**WHAT YOU SHOULD DO**
Print the entries once more, unchanged.

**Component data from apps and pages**
--------
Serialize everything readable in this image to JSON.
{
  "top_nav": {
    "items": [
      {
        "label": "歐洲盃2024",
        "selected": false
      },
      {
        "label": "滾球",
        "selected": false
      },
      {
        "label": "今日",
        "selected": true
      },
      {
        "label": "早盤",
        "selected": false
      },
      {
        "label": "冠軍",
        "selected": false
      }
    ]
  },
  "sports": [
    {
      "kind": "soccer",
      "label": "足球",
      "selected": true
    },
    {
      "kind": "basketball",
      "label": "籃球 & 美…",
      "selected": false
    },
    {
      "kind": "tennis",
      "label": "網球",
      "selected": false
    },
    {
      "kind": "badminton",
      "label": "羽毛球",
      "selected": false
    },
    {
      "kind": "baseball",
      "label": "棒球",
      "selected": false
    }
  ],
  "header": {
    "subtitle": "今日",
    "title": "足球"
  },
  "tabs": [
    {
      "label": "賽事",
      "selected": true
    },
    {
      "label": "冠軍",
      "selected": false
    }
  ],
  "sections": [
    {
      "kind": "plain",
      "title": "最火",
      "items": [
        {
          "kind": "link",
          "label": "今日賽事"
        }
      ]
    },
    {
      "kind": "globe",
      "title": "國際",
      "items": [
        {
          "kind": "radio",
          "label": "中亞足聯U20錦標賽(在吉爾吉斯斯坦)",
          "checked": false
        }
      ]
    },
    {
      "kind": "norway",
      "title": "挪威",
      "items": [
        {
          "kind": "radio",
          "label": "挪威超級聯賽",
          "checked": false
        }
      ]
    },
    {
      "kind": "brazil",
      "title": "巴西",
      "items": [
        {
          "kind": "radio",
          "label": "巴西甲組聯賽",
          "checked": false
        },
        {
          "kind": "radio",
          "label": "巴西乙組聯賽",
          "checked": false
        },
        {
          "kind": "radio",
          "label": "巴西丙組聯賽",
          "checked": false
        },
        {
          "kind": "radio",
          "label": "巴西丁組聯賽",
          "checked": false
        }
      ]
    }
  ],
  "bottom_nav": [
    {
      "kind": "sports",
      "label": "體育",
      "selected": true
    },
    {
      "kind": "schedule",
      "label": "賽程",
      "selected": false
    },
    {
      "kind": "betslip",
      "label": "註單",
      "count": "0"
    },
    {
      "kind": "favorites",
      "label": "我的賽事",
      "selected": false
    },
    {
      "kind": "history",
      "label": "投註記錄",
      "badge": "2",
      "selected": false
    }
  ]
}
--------
**REPLY**
Serialize everything readable in this image to JSON.
{
  "top_nav": {
    "items": [
      {
        "label": "歐洲盃2024",
        "selected": false
      },
      {
        "label": "滾球",
        "selected": false
      },
      {
        "label": "今日",
        "selected": true
      },
      {
        "label": "早盤",
        "selected": false
      },
      {
        "label": "冠軍",
        "selected": false
      }
    ]
  },
  "sports": [
    {
      "kind": "soccer",
      "label": "足球",
      "selected": true
    },
    {
      "kind": "basketball",
      "label": "籃球 & 美…",
      "selected": false
    },
    {
      "kind": "tennis",
      "label": "網球",
      "selected": false
    },
    {
      "kind": "badminton",
      "label": "羽毛球",
      "selected": false
    },
    {
      "kind": "baseball",
      "label": "棒球",
      "selected": false
    }
  ],
  "header": {
    "subtitle": "今日",
    "title": "足球"
  },
  "tabs": [
    {
      "label": "賽事",
      "selected": true
    },
    {
      "label": "冠軍",
      "selected": false
    }
  ],
  "sections": [
    {
      "kind": "plain",
      "title": "最火",
      "items": [
        {
          "kind": "link",
          "label": "今日賽事"
        }
      ]
    },
    {
      "kind": "globe",
      "title": "國際",
      "items": [
        {
          "kind": "radio",
          "label": "中亞足聯U20錦標賽(在吉爾吉斯斯坦)",
          "checked": false
        }
      ]
    },
    {
      "kind": "norway",
      "title": "挪威",
      "items": [
        {
          "kind": "radio",
          "label": "挪威超級聯賽",
          "checked": false
        }
      ]
    },
    {
      "kind": "brazil",
      "title": "巴西",
      "items": [
        {
          "kind": "radio",
          "label": "巴西甲組聯賽",
          "checked": false
        },
        {
          "kind": "radio",
          "label": "巴西乙組聯賽",
          "checked": false
        },
        {
          "kind": "radio",
          "label": "巴西丙組聯賽",
          "checked": false
        },
        {
          "kind": "radio",
          "label": "巴西丁組聯賽",
          "checked": false
        }
      ]
    }
  ],
  "bottom_nav": [
    {
      "kind": "sports",
      "label": "體育",
      "selected": true
    },
    {
      "kind": "schedule",
      "label": "賽程",
      "selected": false
    },
    {
      "kind": "betslip",
      "label": "註單",
      "count": "0"
    },
    {
      "kind": "favorites",
      "label": "我的賽事",
      "selected": false
    },
    {
      "kind": "history",
      "label": "投註記錄",
      "badge": "2",
      "selected": false
    }
  ]
}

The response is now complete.